The women in Arthur Phillip’s life – Michael Flynn
Arthur Phillip, first governor of New South Wales 1788-1792, married twice. As an aspiring naval lieutenant of 24 he married Charlotte Denison née Tibbott, a wealthy widow of 42. Thirty-one years later, at 55, he married Isabella Whitehead, a wealthy single woman of 43. Neither of these women ever came to NSW, but their stories are intertwined with that of the colony’s first Governor and shed light on his enigmatic character. Phillip, the ambitious son of a German immigrant and an ordinary Londoner, chose to marry two ‘women of fortune’ who remained childless. Their wealth, manorial estates, social position and connections helped make his career a success.
Macquarie and the Towns – Iain Stuart
This paper discusses the creation of the “Macquarie Towns” in 1811 in the context of the experiences of Lachlan and Elizabeth Macquarie with “improvement” and “planned towns” in Scotland. The improving of estates and the creation of planed towns or villages were part of the so-called “Scottish Enlightenment”.
It is shown that the concept of improving estates and the creation of planned towns would have been familiar to both Lachlan and Elizabeth Macquarie through their direct experience of such estates and interaction with “improvers”. It is argued that this experience was part of the cultural baggage brought to Australia by the Macquarie’s and applied in the case of the settlement along the Hawkesbury, in particular Windsor.
The founding of the Macquarie towns was Macquarie’s first major act as governor and at once emphasised his authority and ability to impose order on disorder. In doing so, Macquarie brought his practical experience and personal knowledge of improvement and planned towns, as well as his instructions as Governor to solve the “problem” of the Hawkesbury settlement by creating the towns.
Histories of the Chinese in regional NSW 1850 to 1950 – Janis Wilton
The past two decades have witnessed a significant growth in research and writing on the histories of Chinese in regional New South Wales. This work taps into broader developments in the study of migration and of Chinese-Australians, and builds from locally focused and supported studies. It is also informed by interdisciplinary approaches and by the opportunities presented through various forms of public history. This article tracks and comments on these developments, identifies key features, suggests areas for further research, and provides annotated endnotes that invite engagement with the variety of research, writing and public history on the Chinese in regional New South Wales.
The introduction of barbed wire to lineside fences of the New South Wales Railways – John Pickard

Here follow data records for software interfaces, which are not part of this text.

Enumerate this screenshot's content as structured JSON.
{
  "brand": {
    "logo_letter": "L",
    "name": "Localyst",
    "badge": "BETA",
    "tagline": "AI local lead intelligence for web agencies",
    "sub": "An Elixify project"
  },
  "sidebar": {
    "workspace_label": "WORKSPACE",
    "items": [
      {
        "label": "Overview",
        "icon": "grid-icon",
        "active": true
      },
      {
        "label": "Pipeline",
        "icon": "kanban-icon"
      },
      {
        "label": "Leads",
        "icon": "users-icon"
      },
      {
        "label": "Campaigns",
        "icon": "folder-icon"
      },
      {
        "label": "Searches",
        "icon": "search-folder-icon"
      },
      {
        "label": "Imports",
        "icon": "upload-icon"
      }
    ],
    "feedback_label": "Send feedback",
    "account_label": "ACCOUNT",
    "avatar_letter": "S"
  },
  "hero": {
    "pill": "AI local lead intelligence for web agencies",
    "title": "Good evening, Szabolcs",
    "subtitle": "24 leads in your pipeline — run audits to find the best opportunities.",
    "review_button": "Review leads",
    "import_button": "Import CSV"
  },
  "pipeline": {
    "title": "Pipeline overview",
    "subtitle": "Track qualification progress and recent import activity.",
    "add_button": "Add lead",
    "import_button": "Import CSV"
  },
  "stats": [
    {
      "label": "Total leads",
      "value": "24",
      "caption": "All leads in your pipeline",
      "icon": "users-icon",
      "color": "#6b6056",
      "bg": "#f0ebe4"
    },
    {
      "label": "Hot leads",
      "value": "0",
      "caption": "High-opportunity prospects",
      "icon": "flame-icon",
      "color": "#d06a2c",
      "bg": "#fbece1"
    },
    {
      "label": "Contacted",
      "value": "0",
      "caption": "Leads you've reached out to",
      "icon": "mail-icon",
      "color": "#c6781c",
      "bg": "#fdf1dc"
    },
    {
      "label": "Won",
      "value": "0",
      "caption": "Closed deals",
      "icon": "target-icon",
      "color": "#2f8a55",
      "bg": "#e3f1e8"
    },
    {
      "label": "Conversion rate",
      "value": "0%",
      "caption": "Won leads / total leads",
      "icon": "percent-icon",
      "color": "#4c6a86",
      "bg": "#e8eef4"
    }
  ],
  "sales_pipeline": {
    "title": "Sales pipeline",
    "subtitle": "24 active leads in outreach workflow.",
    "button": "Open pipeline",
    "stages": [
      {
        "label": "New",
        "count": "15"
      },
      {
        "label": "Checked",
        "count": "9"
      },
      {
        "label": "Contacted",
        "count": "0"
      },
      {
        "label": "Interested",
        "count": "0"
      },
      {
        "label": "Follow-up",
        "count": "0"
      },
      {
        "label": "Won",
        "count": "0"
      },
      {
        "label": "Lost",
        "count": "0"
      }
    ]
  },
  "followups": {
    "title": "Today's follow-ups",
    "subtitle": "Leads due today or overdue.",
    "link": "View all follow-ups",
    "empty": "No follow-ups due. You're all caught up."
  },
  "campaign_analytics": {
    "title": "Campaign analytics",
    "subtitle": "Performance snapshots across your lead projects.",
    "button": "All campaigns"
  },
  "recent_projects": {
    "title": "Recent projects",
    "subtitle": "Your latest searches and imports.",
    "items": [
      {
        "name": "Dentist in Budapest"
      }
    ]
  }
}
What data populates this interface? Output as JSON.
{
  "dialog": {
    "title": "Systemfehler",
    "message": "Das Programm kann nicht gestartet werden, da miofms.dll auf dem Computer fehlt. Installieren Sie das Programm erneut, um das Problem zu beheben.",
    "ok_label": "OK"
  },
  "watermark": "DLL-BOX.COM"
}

The first railways built in Britain were regarded with considerable suspicion. Land-owners were concerned that the noise and rapid movement of trains would scare cattle and sheep, or worse, would kill their stock if they strayed onto the lines; and travellers worried that their horses would bolt when they saw trains. Thus, the lines were fenced with various combinations of fences typical of the time: hedges, ditches-and-banks, and various wooden fences. By the late 1840s, Scottish iron manufacturer Charles D. Young & Co recognised a developing market, and advertised a series of wire fences specifically for lineside fences.
When the first government railway was built in New South Wales in 1849, the 20.8 miles from Sydney to Haslams Creek near Parramatta were fenced on both sides. The fences were most likely post-and-rail, typical of farms near Sydney at the time, and cost £914 8s 10d, or 3.5 per cent of the total first-cost of the railway. Enabling legislation for each extension or new line required fencing to minimise damage to locomotives and rolling stock, and interruptions to timetables. Subsequent legislation changed and fencing on many new lines was optional. Maintenance and replacement of aging fences was an on-going cost, and in the early 1880s, the new technology of barbed wire offered a partial solution.
Careful cost-comparison and limited testing preceded the adoption of barbed wire for lineside fencing of the NSW Railways (NSWR) in the 1880s. But it was not without controversy and suggestions of political corruption. In this paper I review how the NSWR assessed barbed wire, concluding that Commissioner Charles Goodchap was a classic and cautious early-adopter, and the corruption allegations were unfounded.
At the last resort: the Bells Line of Road during the threat of invasion, 1939-1942 – Michael Larnach
This article considers the redevelopment of the Bells Line of Road during World War II, a route identified as possessing definite strategic importance to the Greater Sydney region. In so doing it examines the geographical, political and social factors, both local and international, which impacted on its redevelopment. Accordingly it explores how much work was completed within this period and further evaluates whether the road, as it existed in mid-1942, would have been able to provide a meaningful and practical alternative route across the Blue Mountains if the worst-case scenario of an actual Japanese invasion had eventuated.